Mancunians, jazzlovers all! Don’t miss them when they play at Band on the Wall on May 28! You’re in for another grooving session. Mingus’s music lives on across England too, north and south, with all its heat, subtlety and rebellion.
Celebrating Mingus, Queen Elizabeth Hall, South Bank, London, September 30 2022. Box office (020) 3879-9555, tickets: www.southbankcentre.co.uk.
You can’t buy a revolution, but you can help the only daily paper in Britain that’s fighting for one by joining the 501 club.
Just £5 a month gives you the opportunity to win one of 17 prizes, from £25 to the £501 jackpot.
By becoming a 501 Club member you are helping the Morning Star cover its printing, distribution and staff costs — help keep our paper thriving by joining!
You can’t buy a revolution, but you can help the only daily paper in Britain that’s fighting for one by become a member of the People’s Printing Press Society.
The Morning Star is a readers’ co-operative, which means you can become an owner of the paper too by buying shares in the society.

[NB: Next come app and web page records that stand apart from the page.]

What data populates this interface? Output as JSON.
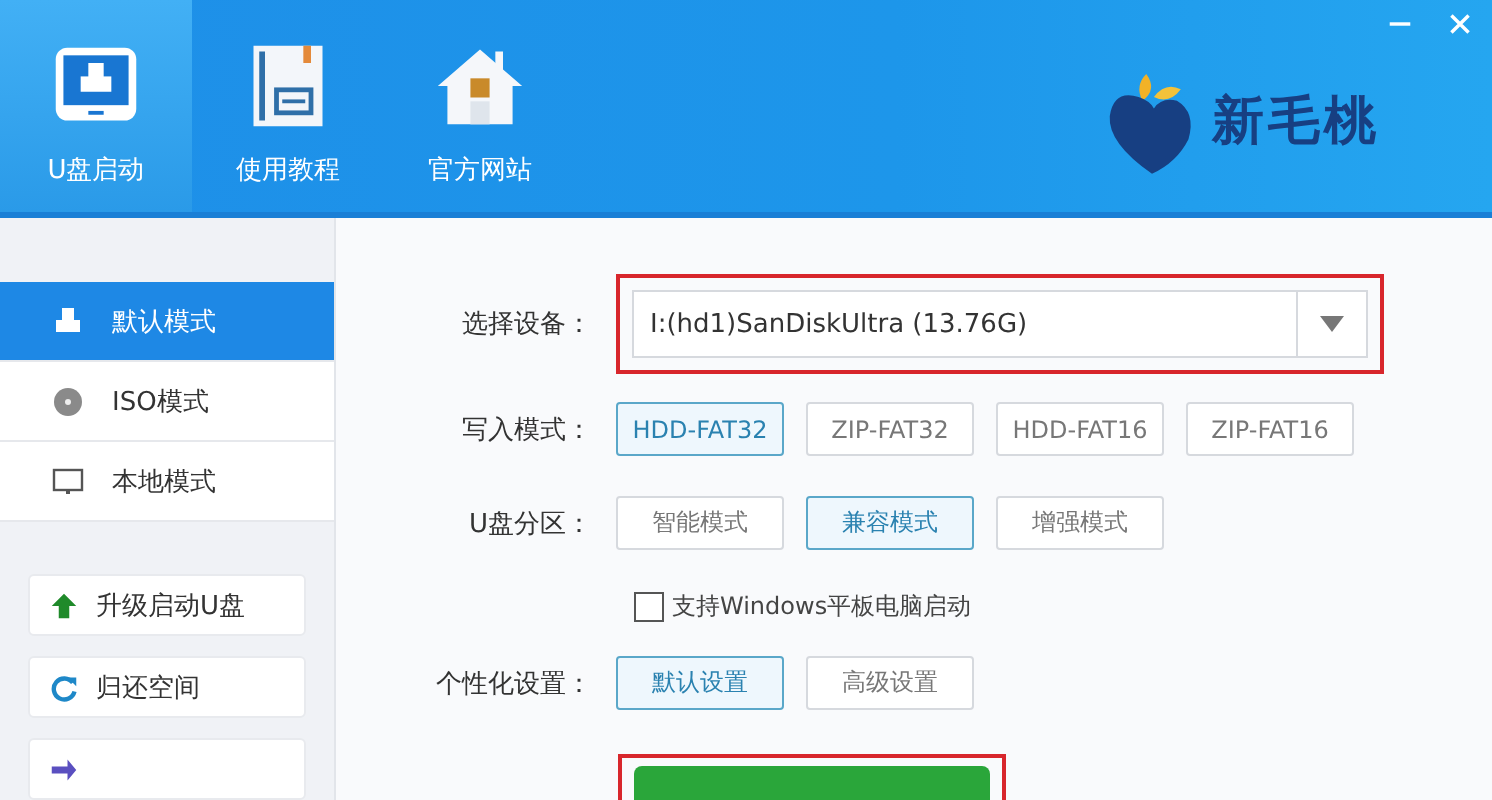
{
  "header": {
    "nav": [
      {
        "label": "U盘启动",
        "kind": "usb",
        "selected": true
      },
      {
        "label": "使用教程",
        "kind": "tutorial",
        "selected": false
      },
      {
        "label": "官方网站",
        "kind": "website",
        "selected": false
      }
    ],
    "brand": "新毛桃"
  },
  "sidebar": {
    "modes": [
      {
        "label": "默认模式",
        "kind": "default",
        "selected": true
      },
      {
        "label": "ISO模式",
        "kind": "iso",
        "selected": false
      },
      {
        "label": "本地模式",
        "kind": "local",
        "selected": false
      }
    ],
    "tools": [
      {
        "label": "升级启动U盘",
        "kind": "upgrade"
      },
      {
        "label": "归还空间",
        "kind": "restore"
      },
      {
        "kind": "convert"
      }
    ]
  },
  "form": {
    "device": {
      "label": "选择设备：",
      "value": "I:(hd1)SanDiskUltra (13.76G)"
    },
    "write_mode": {
      "label": "写入模式：",
      "options": [
        {
          "label": "HDD-FAT32",
          "selected": true
        },
        {
          "label": "ZIP-FAT32",
          "selected": false
        },
        {
          "label": "HDD-FAT16",
          "selected": false
        },
        {
          "label": "ZIP-FAT16",
          "selected": false
        }
      ]
    },
    "partition": {
      "label": "U盘分区：",
      "options": [
        {
          "label": "智能模式",
          "selected": false
        },
        {
          "label": "兼容模式",
          "selected": true
        },
        {
          "label": "增强模式",
          "selected": false
        }
      ]
    },
    "tablet_boot": {
      "label": "支持Windows平板电脑启动",
      "checked": false
    },
    "personalize": {
      "label": "个性化设置：",
      "options": [
        {
          "label": "默认设置",
          "selected": true
        },
        {
          "label": "高级设置",
          "selected": false
        }
      ]
    }
  }
}
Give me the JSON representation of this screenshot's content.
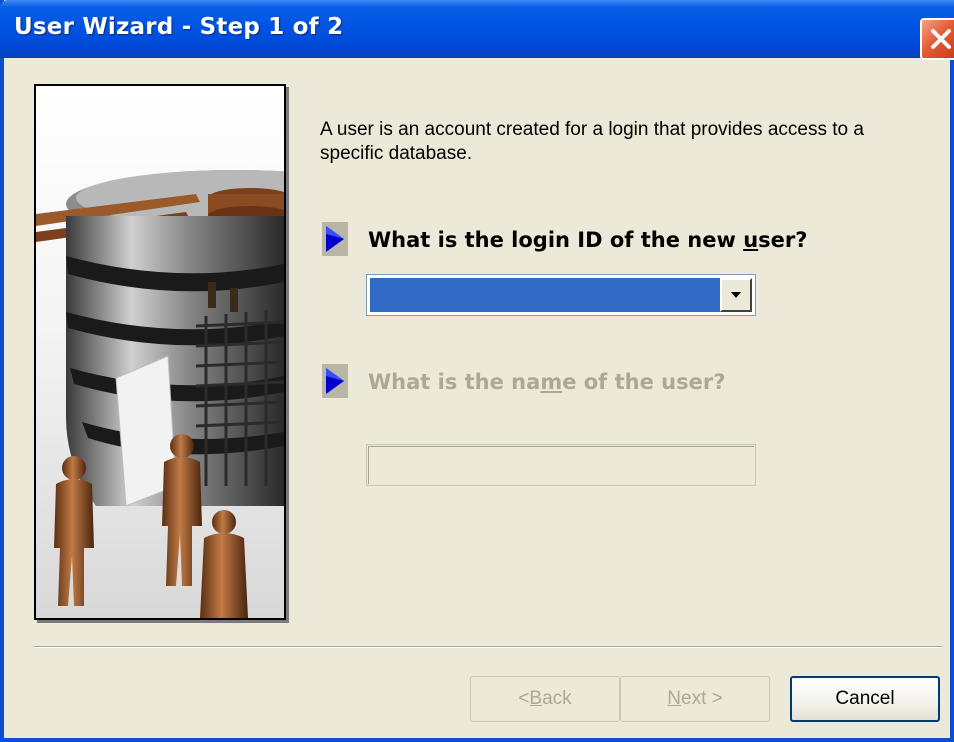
{
  "window": {
    "title": "User Wizard - Step 1 of 2",
    "title_bar_color": "#0054e3",
    "close_icon": "close-icon"
  },
  "intro_text": "A user is an account created for a login that provides access to a specific database.",
  "questions": [
    {
      "text_before": "What is the login ID of the new ",
      "accelerator": "u",
      "text_after": "ser?",
      "enabled": true,
      "control": {
        "type": "combobox",
        "value": "",
        "selected_color": "#316ac5",
        "icon": "chevron-down-icon"
      }
    },
    {
      "text_before": "What is the na",
      "accelerator": "m",
      "text_after": "e of the user?",
      "enabled": false,
      "control": {
        "type": "textbox",
        "value": ""
      }
    }
  ],
  "buttons": {
    "back": {
      "prefix": "< ",
      "accelerator": "B",
      "rest": "ack",
      "enabled": false
    },
    "next": {
      "prefix": "",
      "accelerator": "N",
      "rest": "ext >",
      "enabled": false
    },
    "cancel": {
      "label": "Cancel",
      "enabled": true
    }
  }
}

Shares are £10 each — though unlike capitalist firms, each shareholder has an equal say. Money from shares contributes directly to keep our paper thriving.
Some union branches have taken out shares of over £500 and individuals over £100.
You can’t buy a revolution, but you can help the only daily paper in Britain that’s fighting for one by donating to the Fighting Fund.
The Morning Star is unique, as a lone socialist voice in a sea of corporate media. We offer a platform for those who would otherwise never be listened to, coverage of stories that would otherwise be buried.
The rich don’t like us, and they don’t advertise with us, so we rely on you, our readers and friends. With a regular donation to our monthly Fighting Fund, we can continue to thumb our noses at the fat cats and tell truth to power.
Donate today and make a regular contribution.